• [Exercise objective]:
Would you reproduce all of the entries below, character for character?

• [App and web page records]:
============================================================

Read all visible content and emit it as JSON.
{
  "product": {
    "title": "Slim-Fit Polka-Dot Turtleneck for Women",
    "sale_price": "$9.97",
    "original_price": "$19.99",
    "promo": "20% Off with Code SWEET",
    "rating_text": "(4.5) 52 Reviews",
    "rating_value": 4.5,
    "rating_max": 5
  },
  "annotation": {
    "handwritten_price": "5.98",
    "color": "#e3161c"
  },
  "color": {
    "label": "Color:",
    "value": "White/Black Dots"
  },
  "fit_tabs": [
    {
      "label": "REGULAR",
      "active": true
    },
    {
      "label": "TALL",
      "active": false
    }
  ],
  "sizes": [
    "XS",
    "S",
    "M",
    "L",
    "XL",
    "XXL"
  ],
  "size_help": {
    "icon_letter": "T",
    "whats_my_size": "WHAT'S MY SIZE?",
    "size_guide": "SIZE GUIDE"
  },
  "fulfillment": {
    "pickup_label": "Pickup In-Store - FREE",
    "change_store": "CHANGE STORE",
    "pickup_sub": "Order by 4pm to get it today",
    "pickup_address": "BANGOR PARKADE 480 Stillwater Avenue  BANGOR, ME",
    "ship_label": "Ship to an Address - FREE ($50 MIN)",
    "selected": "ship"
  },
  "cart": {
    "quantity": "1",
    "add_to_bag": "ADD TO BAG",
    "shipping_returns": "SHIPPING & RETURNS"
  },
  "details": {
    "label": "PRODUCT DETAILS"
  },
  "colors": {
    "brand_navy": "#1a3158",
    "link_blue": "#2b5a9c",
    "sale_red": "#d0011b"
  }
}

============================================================

• [Task result]:
Read all visible content and emit it as JSON.
{
  "product": {
    "title": "Slim-Fit Polka-Dot Turtleneck for Women",
    "sale_price": "$9.97",
    "original_price": "$19.99",
    "promo": "20% Off with Code SWEET",
    "rating_text": "(4.5) 52 Reviews",
    "rating_value": 4.5,
    "rating_max": 5
  },
  "annotation": {
    "handwritten_price": "5.98",
    "color": "#e3161c"
  },
  "color": {
    "label": "Color:",
    "value": "White/Black Dots"
  },
  "fit_tabs": [
    {
      "label": "REGULAR",
      "active": true
    },
    {
      "label": "TALL",
      "active": false
    }
  ],
  "sizes": [
    "XS",
    "S",
    "M",
    "L",
    "XL",
    "XXL"
  ],
  "size_help": {
    "icon_letter": "T",
    "whats_my_size": "WHAT'S MY SIZE?",
    "size_guide": "SIZE GUIDE"
  },
  "fulfillment": {
    "pickup_label": "Pickup In-Store - FREE",
    "change_store": "CHANGE STORE",
    "pickup_sub": "Order by 4pm to get it today",
    "pickup_address": "BANGOR PARKADE 480 Stillwater Avenue  BANGOR, ME",
    "ship_label": "Ship to an Address - FREE ($50 MIN)",
    "selected": "ship"
  },
  "cart": {
    "quantity": "1",
    "add_to_bag": "ADD TO BAG",
    "shipping_returns": "SHIPPING & RETURNS"
  },
  "details": {
    "label": "PRODUCT DETAILS"
  },
  "colors": {
    "brand_navy": "#1a3158",
    "link_blue": "#2b5a9c",
    "sale_red": "#d0011b"
  }
}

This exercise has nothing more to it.